• _The task_:
Only the lines holding "JSON" are wanted. Copy every one from the records below.

• _The data_:
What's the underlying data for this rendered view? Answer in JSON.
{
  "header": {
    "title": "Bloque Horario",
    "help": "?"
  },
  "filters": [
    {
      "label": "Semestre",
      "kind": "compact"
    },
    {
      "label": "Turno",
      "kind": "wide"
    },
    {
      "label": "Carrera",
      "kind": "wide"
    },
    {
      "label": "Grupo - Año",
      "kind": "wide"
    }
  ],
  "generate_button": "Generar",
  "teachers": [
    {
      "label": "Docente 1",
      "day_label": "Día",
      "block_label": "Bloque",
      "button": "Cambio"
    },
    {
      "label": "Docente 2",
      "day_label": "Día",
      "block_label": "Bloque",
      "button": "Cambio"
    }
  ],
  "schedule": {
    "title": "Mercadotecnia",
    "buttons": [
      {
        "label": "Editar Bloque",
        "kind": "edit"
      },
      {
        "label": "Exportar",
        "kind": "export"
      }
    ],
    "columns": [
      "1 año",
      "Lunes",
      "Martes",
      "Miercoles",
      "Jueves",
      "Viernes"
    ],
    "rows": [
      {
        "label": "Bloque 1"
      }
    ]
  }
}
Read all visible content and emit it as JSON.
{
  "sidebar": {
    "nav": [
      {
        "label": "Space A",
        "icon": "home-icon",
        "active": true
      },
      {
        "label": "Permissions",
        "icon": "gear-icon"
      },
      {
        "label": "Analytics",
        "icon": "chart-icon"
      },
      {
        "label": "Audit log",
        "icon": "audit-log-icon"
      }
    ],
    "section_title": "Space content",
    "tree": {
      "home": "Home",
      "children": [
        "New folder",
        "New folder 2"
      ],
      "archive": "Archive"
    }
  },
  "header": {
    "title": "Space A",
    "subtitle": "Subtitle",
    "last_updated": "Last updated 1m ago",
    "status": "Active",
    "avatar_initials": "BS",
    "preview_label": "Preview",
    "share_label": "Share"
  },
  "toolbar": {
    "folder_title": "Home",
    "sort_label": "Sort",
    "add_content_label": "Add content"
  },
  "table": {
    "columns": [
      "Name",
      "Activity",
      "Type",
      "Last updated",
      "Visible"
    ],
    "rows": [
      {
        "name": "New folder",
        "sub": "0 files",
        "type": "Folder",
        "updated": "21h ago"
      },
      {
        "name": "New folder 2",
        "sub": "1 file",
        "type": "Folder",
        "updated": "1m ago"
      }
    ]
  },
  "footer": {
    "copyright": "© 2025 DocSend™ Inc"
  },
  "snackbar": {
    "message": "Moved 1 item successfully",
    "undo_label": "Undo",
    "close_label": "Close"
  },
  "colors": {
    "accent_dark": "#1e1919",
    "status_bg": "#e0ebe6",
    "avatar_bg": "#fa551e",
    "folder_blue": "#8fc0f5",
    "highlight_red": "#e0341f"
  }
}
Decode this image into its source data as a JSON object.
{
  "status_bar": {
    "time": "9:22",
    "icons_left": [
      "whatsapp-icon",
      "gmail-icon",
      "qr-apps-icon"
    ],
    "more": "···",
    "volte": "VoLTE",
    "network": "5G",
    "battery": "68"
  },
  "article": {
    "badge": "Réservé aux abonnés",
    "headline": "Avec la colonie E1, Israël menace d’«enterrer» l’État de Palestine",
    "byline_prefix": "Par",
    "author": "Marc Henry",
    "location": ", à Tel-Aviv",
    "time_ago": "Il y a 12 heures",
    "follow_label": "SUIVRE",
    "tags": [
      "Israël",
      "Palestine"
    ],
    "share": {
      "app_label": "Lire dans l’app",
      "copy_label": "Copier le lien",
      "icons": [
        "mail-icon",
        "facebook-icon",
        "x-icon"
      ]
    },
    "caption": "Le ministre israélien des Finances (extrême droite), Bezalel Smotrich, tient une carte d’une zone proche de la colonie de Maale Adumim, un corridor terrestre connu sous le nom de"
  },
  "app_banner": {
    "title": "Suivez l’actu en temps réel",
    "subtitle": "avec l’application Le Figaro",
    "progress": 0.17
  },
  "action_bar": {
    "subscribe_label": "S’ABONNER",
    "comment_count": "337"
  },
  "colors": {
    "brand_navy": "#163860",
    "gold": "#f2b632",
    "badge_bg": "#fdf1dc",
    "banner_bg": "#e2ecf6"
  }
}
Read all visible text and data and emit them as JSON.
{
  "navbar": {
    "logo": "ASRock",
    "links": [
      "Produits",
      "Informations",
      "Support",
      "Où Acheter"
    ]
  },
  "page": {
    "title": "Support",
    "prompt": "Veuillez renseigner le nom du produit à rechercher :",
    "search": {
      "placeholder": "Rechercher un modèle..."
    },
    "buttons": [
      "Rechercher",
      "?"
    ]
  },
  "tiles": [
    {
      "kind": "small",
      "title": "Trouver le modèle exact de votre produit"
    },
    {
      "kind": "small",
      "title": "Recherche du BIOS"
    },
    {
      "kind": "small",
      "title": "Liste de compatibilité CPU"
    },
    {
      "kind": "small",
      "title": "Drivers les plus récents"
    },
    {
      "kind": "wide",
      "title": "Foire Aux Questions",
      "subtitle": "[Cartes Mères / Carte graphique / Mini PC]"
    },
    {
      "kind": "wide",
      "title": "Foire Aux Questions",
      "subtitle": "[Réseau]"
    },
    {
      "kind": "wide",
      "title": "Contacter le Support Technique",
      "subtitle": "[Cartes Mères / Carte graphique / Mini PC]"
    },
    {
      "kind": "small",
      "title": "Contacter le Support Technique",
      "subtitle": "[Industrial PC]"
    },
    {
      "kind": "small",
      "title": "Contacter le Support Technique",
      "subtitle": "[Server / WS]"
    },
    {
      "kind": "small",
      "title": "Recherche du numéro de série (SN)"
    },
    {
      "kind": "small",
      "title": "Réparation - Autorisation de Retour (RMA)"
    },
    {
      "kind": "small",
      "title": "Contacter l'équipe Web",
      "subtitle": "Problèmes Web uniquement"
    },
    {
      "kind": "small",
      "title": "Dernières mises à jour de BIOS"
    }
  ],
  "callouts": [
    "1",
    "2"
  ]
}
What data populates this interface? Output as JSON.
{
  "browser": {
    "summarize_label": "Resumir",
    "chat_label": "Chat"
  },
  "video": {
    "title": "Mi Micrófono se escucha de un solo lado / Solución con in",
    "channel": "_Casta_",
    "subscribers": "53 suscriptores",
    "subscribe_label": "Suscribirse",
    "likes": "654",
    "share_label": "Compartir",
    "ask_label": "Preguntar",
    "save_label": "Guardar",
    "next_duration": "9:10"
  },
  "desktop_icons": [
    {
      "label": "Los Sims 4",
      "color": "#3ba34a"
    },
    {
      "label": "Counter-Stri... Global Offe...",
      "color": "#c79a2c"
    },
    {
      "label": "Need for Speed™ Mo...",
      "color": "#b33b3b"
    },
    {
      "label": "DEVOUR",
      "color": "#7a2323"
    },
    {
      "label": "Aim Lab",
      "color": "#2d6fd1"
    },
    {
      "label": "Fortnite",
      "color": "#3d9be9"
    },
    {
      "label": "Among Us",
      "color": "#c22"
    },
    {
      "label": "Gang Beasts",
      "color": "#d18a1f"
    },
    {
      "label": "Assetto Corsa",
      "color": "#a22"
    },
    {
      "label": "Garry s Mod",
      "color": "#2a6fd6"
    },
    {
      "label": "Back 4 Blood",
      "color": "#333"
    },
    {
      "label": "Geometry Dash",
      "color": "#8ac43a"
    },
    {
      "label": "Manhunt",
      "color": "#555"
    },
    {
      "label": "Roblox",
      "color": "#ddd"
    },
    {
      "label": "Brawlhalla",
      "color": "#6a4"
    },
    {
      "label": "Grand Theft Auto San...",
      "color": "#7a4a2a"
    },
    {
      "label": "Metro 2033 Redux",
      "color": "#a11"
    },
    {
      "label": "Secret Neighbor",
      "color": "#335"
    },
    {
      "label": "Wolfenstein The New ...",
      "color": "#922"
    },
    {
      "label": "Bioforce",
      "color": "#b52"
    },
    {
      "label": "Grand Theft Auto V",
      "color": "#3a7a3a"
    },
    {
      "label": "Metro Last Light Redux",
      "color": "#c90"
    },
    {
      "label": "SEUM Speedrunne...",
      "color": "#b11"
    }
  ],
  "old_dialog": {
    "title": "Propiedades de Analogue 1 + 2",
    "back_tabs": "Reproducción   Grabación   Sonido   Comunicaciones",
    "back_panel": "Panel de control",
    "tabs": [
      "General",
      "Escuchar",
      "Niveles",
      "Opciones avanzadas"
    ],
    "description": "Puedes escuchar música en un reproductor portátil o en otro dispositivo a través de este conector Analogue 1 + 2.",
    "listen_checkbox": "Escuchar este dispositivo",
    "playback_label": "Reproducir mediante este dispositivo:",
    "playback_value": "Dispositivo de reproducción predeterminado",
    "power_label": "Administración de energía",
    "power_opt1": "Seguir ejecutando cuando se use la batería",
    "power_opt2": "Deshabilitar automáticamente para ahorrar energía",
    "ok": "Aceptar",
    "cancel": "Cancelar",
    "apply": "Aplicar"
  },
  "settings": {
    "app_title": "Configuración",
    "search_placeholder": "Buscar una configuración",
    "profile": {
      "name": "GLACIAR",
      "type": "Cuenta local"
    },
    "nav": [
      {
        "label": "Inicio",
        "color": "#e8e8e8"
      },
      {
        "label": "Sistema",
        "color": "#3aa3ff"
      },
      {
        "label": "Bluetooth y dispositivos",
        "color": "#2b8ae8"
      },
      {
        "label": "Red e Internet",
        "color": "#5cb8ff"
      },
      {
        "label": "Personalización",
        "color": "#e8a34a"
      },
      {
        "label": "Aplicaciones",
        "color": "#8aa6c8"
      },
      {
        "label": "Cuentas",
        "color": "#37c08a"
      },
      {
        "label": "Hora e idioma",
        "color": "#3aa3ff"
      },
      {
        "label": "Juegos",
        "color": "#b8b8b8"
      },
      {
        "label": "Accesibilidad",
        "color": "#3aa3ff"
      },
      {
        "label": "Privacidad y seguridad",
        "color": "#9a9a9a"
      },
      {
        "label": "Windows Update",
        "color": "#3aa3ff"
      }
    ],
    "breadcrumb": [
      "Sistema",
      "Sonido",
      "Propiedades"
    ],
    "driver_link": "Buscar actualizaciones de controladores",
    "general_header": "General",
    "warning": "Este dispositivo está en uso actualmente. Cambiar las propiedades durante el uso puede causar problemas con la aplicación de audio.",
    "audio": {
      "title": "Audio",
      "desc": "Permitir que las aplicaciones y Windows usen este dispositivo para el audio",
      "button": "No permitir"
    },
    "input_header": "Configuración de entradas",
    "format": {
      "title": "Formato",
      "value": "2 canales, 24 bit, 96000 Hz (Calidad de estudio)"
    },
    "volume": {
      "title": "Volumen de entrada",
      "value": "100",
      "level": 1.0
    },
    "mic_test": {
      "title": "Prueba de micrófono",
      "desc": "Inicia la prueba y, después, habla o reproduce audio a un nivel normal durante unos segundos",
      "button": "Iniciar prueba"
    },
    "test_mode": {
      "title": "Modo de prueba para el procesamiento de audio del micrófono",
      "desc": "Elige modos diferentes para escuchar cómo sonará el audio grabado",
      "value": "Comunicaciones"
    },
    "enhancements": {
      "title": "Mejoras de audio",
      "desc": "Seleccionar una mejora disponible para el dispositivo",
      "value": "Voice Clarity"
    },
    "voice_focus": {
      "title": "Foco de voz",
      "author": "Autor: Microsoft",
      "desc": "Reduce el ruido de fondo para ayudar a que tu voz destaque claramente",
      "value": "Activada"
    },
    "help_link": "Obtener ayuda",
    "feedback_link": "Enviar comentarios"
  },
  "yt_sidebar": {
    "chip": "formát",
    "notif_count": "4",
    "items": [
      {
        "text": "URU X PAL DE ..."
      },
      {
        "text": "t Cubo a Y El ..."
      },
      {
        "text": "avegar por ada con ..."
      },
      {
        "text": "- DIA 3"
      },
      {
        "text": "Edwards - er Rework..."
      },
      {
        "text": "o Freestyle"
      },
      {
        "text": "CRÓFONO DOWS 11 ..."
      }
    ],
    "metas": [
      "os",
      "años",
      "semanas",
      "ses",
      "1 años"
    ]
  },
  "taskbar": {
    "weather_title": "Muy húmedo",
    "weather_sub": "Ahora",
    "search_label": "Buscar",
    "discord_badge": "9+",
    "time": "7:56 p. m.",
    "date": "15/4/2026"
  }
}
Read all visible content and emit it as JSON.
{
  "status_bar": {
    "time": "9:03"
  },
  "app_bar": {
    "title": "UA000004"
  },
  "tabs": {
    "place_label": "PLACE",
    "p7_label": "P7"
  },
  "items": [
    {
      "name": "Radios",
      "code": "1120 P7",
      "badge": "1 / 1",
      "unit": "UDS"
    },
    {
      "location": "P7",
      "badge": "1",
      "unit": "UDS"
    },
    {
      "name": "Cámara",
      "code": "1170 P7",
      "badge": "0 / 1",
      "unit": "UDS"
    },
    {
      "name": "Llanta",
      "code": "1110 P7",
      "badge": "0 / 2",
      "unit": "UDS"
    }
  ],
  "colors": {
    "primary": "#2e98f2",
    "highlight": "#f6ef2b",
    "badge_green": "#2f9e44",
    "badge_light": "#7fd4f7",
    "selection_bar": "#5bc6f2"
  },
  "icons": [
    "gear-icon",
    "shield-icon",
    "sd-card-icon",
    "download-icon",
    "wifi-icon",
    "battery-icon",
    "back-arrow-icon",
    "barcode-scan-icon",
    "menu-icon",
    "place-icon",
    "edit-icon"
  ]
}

• _Expected answer_:
What's the underlying data for this rendered view? Answer in JSON.
Read all visible content and emit it as JSON.
Decode this image into its source data as a JSON object.
Read all visible text and data and emit them as JSON.
What data populates this interface? Output as JSON.
Read all visible content and emit it as JSON.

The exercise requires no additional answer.